Recently, the writer/producer of the film Innocence of Muslims Mark Basseley Youssef was sent to prison for one year on charges unrelated to this effort to insult the Prophet of Islam. According to law, since his motive was not to provoke violence but "only" to express hatred, he could not be charged for slander, obscenity and or profanity (speech unprotected in the First Amendment and existing in this film).
Although freedom of speech is absolutely essential, the government should not allow people to dissipate hate and "spiritual abuse" in its name. It should take into account the power of hate speech amidst the tremendous religious diversity existing in our country. The Internet is a great medium to connect, learn and share but when hate groups use it as an avenue to perpetuate their agenda, it becomes a serious problem demanding attention.
In wake of the strong reaction to this movie which shook the whole world, maybe it is time to limit freedom of speech to incorporate hate speech punishable by law even when it is not provoking physical harm in order to preserve peace, promote compassion and tolerance.
Some may argue that since hate speech rarely results in violence, there is no need to prohibit it. But Ronald Alexander, author and Executive Director of "The Open Mind Training Institute," compared hate speech to "powerful weapons" in one of his articles, which could "inflict deep and hurtful psychological wounds" when used irresponsibly. When people are allowed to spread mistrust and hate about a particular person or group, it does have an effect on public's perceptions over time. With Muslims comprising less than one percent of the U.S population, is emergence of "Islamophobia" in recent years coincidental? Certainly not.
The said movie is an example of the abuse of freedom of speech. After all, hate speech allows worse abuse of minorities. As the CEO of Canadian Jewish Congress Bernie Farber once pointed out, "Racist war, from the ethnic cleansing in Cambodia, to the Balkans, to Darfur, to the Holocaust, did not start in a vacuum. Hateful words do have an effect." Not surprisingly, evidence revealed that the Norwegian mass murderer Anders Breivik was a big fan of anti-Muslim blogger Pamela Geller, who recently ran an anti-Muslim hate campaign in New York subway stations giving the impression that all Muslims are "savages."
The debate to limit hate speech is nothing new but advocates of freedom of speech compare any restriction on freedom of speech to limiting freedom of conscience.

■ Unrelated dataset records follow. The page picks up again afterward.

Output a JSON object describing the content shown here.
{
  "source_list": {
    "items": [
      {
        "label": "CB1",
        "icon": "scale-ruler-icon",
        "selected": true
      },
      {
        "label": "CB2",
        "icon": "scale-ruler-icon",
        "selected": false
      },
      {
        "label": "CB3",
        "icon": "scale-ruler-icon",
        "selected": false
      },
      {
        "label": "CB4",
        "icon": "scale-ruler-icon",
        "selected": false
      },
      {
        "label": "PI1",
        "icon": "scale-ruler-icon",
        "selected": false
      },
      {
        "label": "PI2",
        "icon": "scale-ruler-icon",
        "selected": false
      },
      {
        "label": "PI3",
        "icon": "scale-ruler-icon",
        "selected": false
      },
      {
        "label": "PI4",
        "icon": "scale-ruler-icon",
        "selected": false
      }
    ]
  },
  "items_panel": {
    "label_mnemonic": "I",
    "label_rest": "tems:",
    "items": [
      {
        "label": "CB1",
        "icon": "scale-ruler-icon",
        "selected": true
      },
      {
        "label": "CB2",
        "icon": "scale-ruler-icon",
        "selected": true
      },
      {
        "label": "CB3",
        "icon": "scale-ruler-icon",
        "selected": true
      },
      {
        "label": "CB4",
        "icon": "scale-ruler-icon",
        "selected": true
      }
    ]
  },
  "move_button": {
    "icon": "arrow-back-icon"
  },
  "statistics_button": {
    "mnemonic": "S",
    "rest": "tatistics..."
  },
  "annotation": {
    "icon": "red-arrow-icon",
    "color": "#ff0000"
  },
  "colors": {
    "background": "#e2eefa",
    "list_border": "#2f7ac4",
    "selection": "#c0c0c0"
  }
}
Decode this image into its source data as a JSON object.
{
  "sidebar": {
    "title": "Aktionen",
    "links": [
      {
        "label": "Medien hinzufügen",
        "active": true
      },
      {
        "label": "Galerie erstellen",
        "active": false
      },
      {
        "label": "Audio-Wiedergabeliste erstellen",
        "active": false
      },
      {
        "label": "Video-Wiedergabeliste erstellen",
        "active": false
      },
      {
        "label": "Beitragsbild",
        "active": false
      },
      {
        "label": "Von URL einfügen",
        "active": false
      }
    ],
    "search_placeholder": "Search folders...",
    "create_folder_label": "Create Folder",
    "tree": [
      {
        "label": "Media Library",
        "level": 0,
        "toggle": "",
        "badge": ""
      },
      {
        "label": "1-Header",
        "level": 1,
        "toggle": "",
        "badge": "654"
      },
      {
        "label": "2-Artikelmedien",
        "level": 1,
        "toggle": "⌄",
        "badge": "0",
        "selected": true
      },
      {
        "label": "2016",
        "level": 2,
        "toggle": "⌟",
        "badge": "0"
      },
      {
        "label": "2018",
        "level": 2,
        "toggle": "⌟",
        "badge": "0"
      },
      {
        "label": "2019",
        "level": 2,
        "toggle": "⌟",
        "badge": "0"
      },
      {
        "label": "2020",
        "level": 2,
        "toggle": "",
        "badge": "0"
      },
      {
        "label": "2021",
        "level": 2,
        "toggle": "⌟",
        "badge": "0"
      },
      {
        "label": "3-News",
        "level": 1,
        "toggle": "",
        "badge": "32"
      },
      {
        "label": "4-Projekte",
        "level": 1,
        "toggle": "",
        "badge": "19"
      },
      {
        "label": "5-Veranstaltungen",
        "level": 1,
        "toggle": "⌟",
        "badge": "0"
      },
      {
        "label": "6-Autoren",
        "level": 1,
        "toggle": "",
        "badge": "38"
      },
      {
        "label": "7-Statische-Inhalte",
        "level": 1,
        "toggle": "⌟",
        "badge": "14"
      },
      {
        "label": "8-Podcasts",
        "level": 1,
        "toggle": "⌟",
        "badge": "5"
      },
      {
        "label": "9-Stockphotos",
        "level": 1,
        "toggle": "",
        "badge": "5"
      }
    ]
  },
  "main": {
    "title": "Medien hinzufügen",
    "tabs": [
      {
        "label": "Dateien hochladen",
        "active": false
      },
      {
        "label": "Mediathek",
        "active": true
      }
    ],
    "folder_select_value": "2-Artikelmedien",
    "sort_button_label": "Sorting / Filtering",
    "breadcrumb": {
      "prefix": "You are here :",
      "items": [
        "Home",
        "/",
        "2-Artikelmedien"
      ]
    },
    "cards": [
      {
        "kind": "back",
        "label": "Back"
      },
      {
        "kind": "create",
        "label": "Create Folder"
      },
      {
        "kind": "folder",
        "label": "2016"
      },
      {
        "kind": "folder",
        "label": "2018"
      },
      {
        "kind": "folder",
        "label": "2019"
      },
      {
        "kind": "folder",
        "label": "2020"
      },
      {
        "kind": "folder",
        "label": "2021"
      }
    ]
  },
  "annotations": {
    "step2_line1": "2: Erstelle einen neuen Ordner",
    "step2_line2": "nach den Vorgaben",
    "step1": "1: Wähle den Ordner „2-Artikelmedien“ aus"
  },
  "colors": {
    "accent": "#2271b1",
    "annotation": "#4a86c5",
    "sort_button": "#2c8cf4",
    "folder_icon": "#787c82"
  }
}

While there are some countries which are persecuting minorities with their controversial blasphemy laws, many others, including England, France, Australia, Poland, Hungary, New Zealand, Germany and more recently even Canada and Mexico have some kind of hate laws in place to restrict speech including Holocaust denial, anti-Semitism and provoking religious hatred with punishments ranging anything from heavy fines to even jail time.
Since the U.S is a melting pot of different cultures and religions, there is even greater need to promote tolerance instead of hate. Freedom of religion, speech and expression is pivotal to social development but limits ensure a decent, moral, tolerant and compassionate society. The Internet has turned the world into a global village so what happens there affects the whole world. Everybody needs to act responsibly and stop abusing their freedoms in the absence of a concrete hate law.
As His Holiness Mirza Masroor Ahmad, the current caliph of the Ahmadiyya Muslim Community, recently stated in his sermon, "Let it not be that in the name of freedom of speech the peace of the entire world be destroyed."
Saima Ahmad is a resident of Suwanee.